Task prompt: Filter the records, keeping every line that has the string "subtitle".

● ● ● ●

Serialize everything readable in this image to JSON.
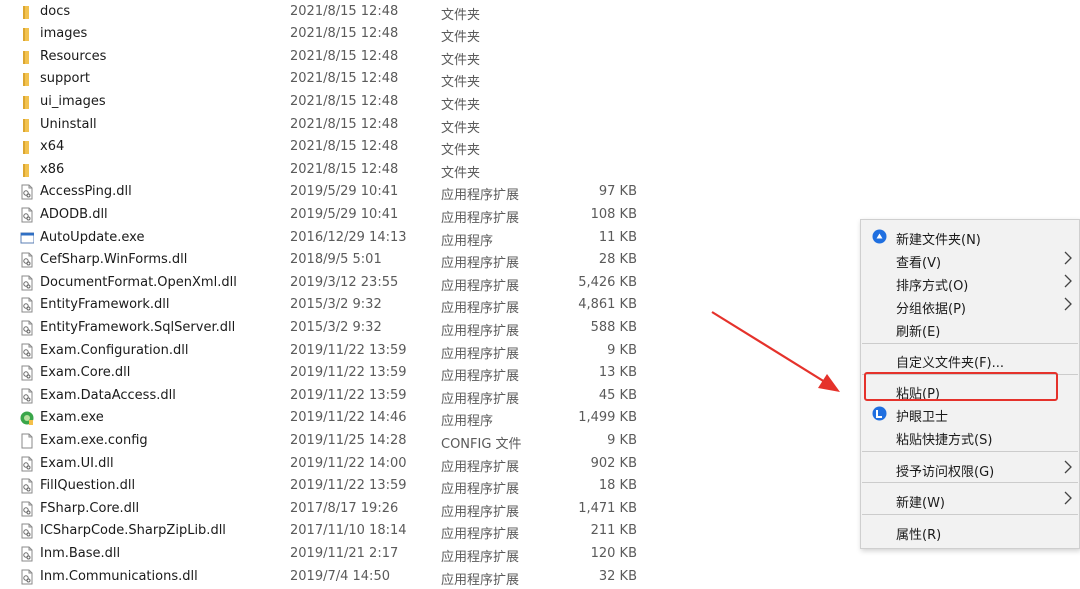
{
  "files": [
    {
      "name": "docs",
      "date": "2021/8/15 12:48",
      "type": "文件夹",
      "size": "",
      "icon": "folder-icon"
    },
    {
      "name": "images",
      "date": "2021/8/15 12:48",
      "type": "文件夹",
      "size": "",
      "icon": "folder-icon"
    },
    {
      "name": "Resources",
      "date": "2021/8/15 12:48",
      "type": "文件夹",
      "size": "",
      "icon": "folder-icon"
    },
    {
      "name": "support",
      "date": "2021/8/15 12:48",
      "type": "文件夹",
      "size": "",
      "icon": "folder-icon"
    },
    {
      "name": "ui_images",
      "date": "2021/8/15 12:48",
      "type": "文件夹",
      "size": "",
      "icon": "folder-icon"
    },
    {
      "name": "Uninstall",
      "date": "2021/8/15 12:48",
      "type": "文件夹",
      "size": "",
      "icon": "folder-icon"
    },
    {
      "name": "x64",
      "date": "2021/8/15 12:48",
      "type": "文件夹",
      "size": "",
      "icon": "folder-icon"
    },
    {
      "name": "x86",
      "date": "2021/8/15 12:48",
      "type": "文件夹",
      "size": "",
      "icon": "folder-icon"
    },
    {
      "name": "AccessPing.dll",
      "date": "2019/5/29 10:41",
      "type": "应用程序扩展",
      "size": "97 KB",
      "icon": "dll-icon"
    },
    {
      "name": "ADODB.dll",
      "date": "2019/5/29 10:41",
      "type": "应用程序扩展",
      "size": "108 KB",
      "icon": "dll-icon"
    },
    {
      "name": "AutoUpdate.exe",
      "date": "2016/12/29 14:13",
      "type": "应用程序",
      "size": "11 KB",
      "icon": "exe-icon"
    },
    {
      "name": "CefSharp.WinForms.dll",
      "date": "2018/9/5 5:01",
      "type": "应用程序扩展",
      "size": "28 KB",
      "icon": "dll-icon"
    },
    {
      "name": "DocumentFormat.OpenXml.dll",
      "date": "2019/3/12 23:55",
      "type": "应用程序扩展",
      "size": "5,426 KB",
      "icon": "dll-icon"
    },
    {
      "name": "EntityFramework.dll",
      "date": "2015/3/2 9:32",
      "type": "应用程序扩展",
      "size": "4,861 KB",
      "icon": "dll-icon"
    },
    {
      "name": "EntityFramework.SqlServer.dll",
      "date": "2015/3/2 9:32",
      "type": "应用程序扩展",
      "size": "588 KB",
      "icon": "dll-icon"
    },
    {
      "name": "Exam.Configuration.dll",
      "date": "2019/11/22 13:59",
      "type": "应用程序扩展",
      "size": "9 KB",
      "icon": "dll-icon"
    },
    {
      "name": "Exam.Core.dll",
      "date": "2019/11/22 13:59",
      "type": "应用程序扩展",
      "size": "13 KB",
      "icon": "dll-icon"
    },
    {
      "name": "Exam.DataAccess.dll",
      "date": "2019/11/22 13:59",
      "type": "应用程序扩展",
      "size": "45 KB",
      "icon": "dll-icon"
    },
    {
      "name": "Exam.exe",
      "date": "2019/11/22 14:46",
      "type": "应用程序",
      "size": "1,499 KB",
      "icon": "app-green-icon"
    },
    {
      "name": "Exam.exe.config",
      "date": "2019/11/25 14:28",
      "type": "CONFIG 文件",
      "size": "9 KB",
      "icon": "file-icon"
    },
    {
      "name": "Exam.UI.dll",
      "date": "2019/11/22 14:00",
      "type": "应用程序扩展",
      "size": "902 KB",
      "icon": "dll-icon"
    },
    {
      "name": "FillQuestion.dll",
      "date": "2019/11/22 13:59",
      "type": "应用程序扩展",
      "size": "18 KB",
      "icon": "dll-icon"
    },
    {
      "name": "FSharp.Core.dll",
      "date": "2017/8/17 19:26",
      "type": "应用程序扩展",
      "size": "1,471 KB",
      "icon": "dll-icon"
    },
    {
      "name": "ICSharpCode.SharpZipLib.dll",
      "date": "2017/11/10 18:14",
      "type": "应用程序扩展",
      "size": "211 KB",
      "icon": "dll-icon"
    },
    {
      "name": "Inm.Base.dll",
      "date": "2019/11/21 2:17",
      "type": "应用程序扩展",
      "size": "120 KB",
      "icon": "dll-icon"
    },
    {
      "name": "Inm.Communications.dll",
      "date": "2019/7/4 14:50",
      "type": "应用程序扩展",
      "size": "32 KB",
      "icon": "dll-icon"
    }
  ],
  "context_menu": {
    "items": [
      {
        "label": "新建文件夹(N)",
        "icon": "new-folder-icon",
        "submenu": false
      },
      {
        "label": "查看(V)",
        "icon": "",
        "submenu": true
      },
      {
        "label": "排序方式(O)",
        "icon": "",
        "submenu": true
      },
      {
        "label": "分组依据(P)",
        "icon": "",
        "submenu": true
      },
      {
        "label": "刷新(E)",
        "icon": "",
        "submenu": false
      },
      {
        "label": "自定义文件夹(F)...",
        "icon": "",
        "submenu": false
      },
      {
        "label": "粘贴(P)",
        "icon": "",
        "submenu": false
      },
      {
        "label": "护眼卫士",
        "icon": "eye-guard-icon",
        "submenu": false
      },
      {
        "label": "粘贴快捷方式(S)",
        "icon": "",
        "submenu": false
      },
      {
        "label": "授予访问权限(G)",
        "icon": "",
        "submenu": true
      },
      {
        "label": "新建(W)",
        "icon": "",
        "submenu": true
      },
      {
        "label": "属性(R)",
        "icon": "",
        "submenu": false
      }
    ]
  },
  "colors": {
    "folder": "#f2c24f",
    "annotation_red": "#e5322b",
    "menu_bg": "#f2f2f2",
    "icon_blue": "#1f6fe0"
  }
}
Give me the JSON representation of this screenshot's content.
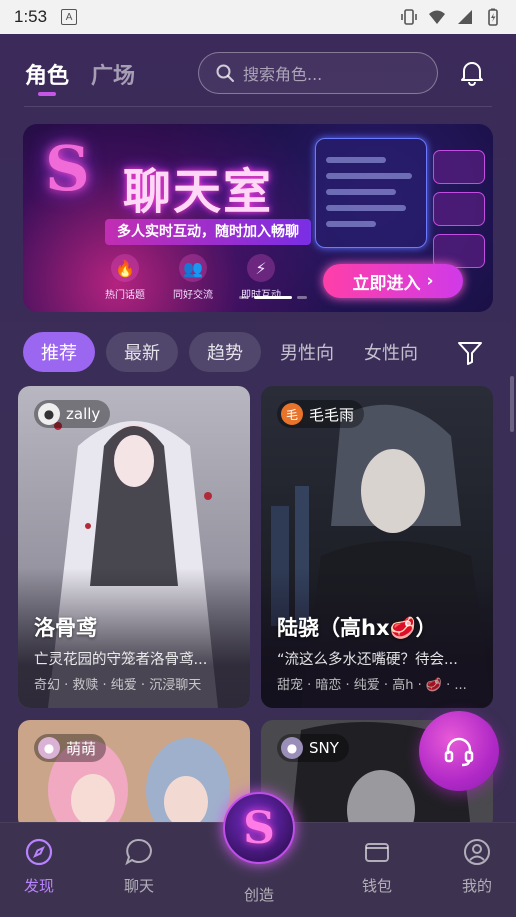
{
  "status_bar": {
    "time": "1:53",
    "notification_icon_letter": "A"
  },
  "header": {
    "tabs": [
      {
        "label": "角色",
        "active": true
      },
      {
        "label": "广场",
        "active": false
      }
    ],
    "search_placeholder": "搜索角色..."
  },
  "banner": {
    "logo_letter": "S",
    "title": "聊天室",
    "subtitle": "多人实时互动，随时加入畅聊",
    "features": [
      "热门话题",
      "同好交流",
      "即时互动"
    ],
    "cta_label": "立即进入",
    "page_index": 2,
    "page_count": 3
  },
  "filters": {
    "chips": [
      "推荐",
      "最新",
      "趋势",
      "男性向",
      "女性向"
    ],
    "selected": "推荐"
  },
  "cards": [
    {
      "author": "zally",
      "name": "洛骨鸢",
      "desc": "亡灵花园的守笼者洛骨鸢...",
      "tags": "奇幻 · 救赎 · 纯爱 · 沉浸聊天"
    },
    {
      "author": "毛毛雨",
      "author_avatar_char": "毛",
      "name": "陆骁（高hx🥩）",
      "desc": "“流这么多水还嘴硬？待会...",
      "tags": "甜宠 · 暗恋 · 纯爱 · 高h · 🥩 · ..."
    },
    {
      "author": "萌萌"
    },
    {
      "author": "SNY"
    }
  ],
  "bottom_nav": {
    "items": [
      "发现",
      "聊天",
      "创造",
      "钱包",
      "我的"
    ],
    "active": "发现",
    "create_letter": "S"
  },
  "colors": {
    "accent": "#9b66f0",
    "brand_pink": "#d03ae8",
    "active_nav": "#b983ff"
  }
}
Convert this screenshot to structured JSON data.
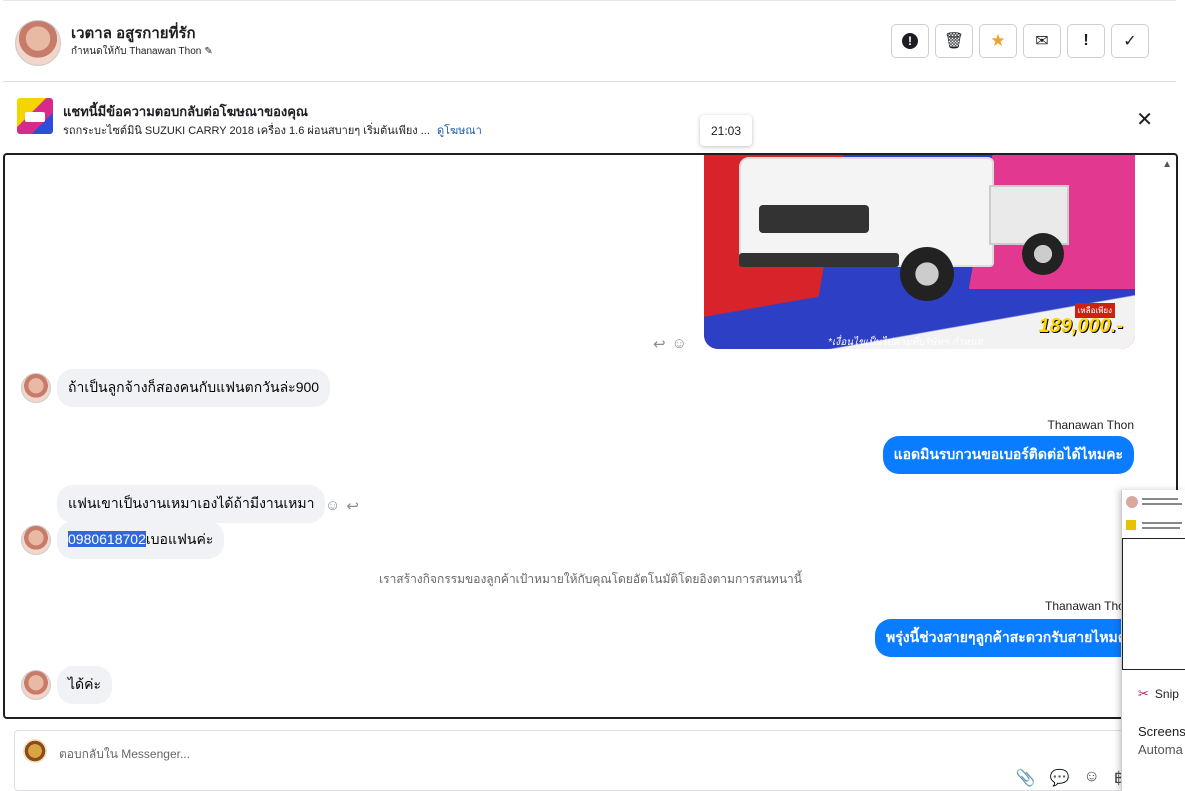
{
  "header": {
    "name": "เวตาล อสูรกายที่รัก",
    "assigned": "กำหนดให้กับ Thanawan Thon",
    "edit_icon": "pencil-icon",
    "actions": [
      {
        "name": "spam-button",
        "icon": "!",
        "kind": "circle"
      },
      {
        "name": "delete-button",
        "icon": "🗑",
        "kind": "plain"
      },
      {
        "name": "star-button",
        "icon": "★",
        "kind": "star"
      },
      {
        "name": "mark-unread-button",
        "icon": "✉",
        "kind": "plain"
      },
      {
        "name": "follow-up-button",
        "icon": "!",
        "kind": "plain"
      },
      {
        "name": "done-button",
        "icon": "✓",
        "kind": "plain"
      }
    ]
  },
  "ad": {
    "title": "แชทนี้มีข้อความตอบกลับต่อโฆษณาของคุณ",
    "subtitle": "รถกระบะไซต์มินิ SUZUKI CARRY 2018 เครื่อง 1.6 ผ่อนสบายๆ เริ่มต้นเพียง ...",
    "link": "ดูโฆษณา",
    "close": "✕"
  },
  "tooltip_time": "21:03",
  "image": {
    "price": "189,000.-",
    "tag": "เหลือเพียง",
    "note": "*เงื่อนไขเป็นไปตามที่บริษัทฯ กำหนด"
  },
  "messages": {
    "m1": "ถ้าเป็นลูกจ้างก็สองคนกับแฟนตกวันล่ะ900",
    "sender1": "Thanawan Thon",
    "m2": "แอดมินรบกวนขอเบอร์ติดต่อได้ไหมคะ",
    "m3": "แฟนเขาเป็นงานเหมาเองได้ถ้ามีงานเหมา",
    "m4_phone": "0980618702",
    "m4_rest": "เบอแฟนค่ะ",
    "system": "เราสร้างกิจกรรมของลูกค้าเป้าหมายให้กับคุณโดยอัตโนมัติโดยอิงตามการสนทนานี้",
    "sender2": "Thanawan Thon",
    "m5": "พรุ่งนี้ช่วงสายๆลูกค้าสะดวกรับสายไหมคะ",
    "m6": "ได้ค่ะ"
  },
  "composer": {
    "placeholder": "ตอบกลับใน Messenger...",
    "tools": [
      "📎",
      "💬",
      "☺",
      "฿"
    ]
  },
  "snip": {
    "app": "Snip",
    "title": "Screens",
    "subtitle": "Automa"
  }
}
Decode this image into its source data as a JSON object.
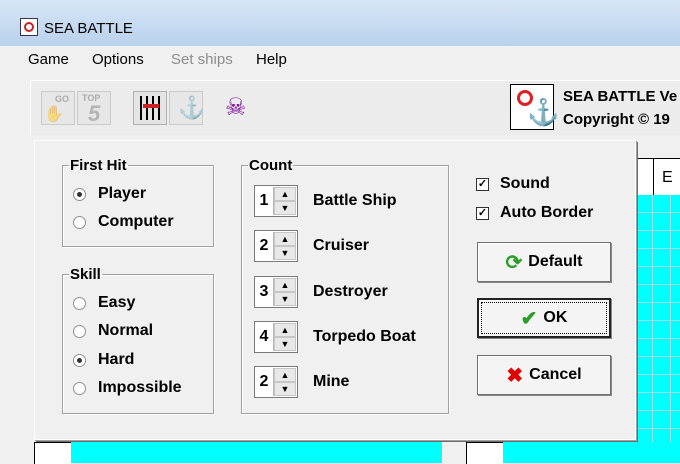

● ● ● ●

Task solution:
    "subtitle": "多人实时互动，随时加入畅聊",
    "subtitle": "รถกระบะไซต์มินิ SUZUKI CARRY 2018 เครื่อง 1.6 ผ่อนสบายๆ เริ่มต้นเพียง ...",
    "subtitle": "Automa"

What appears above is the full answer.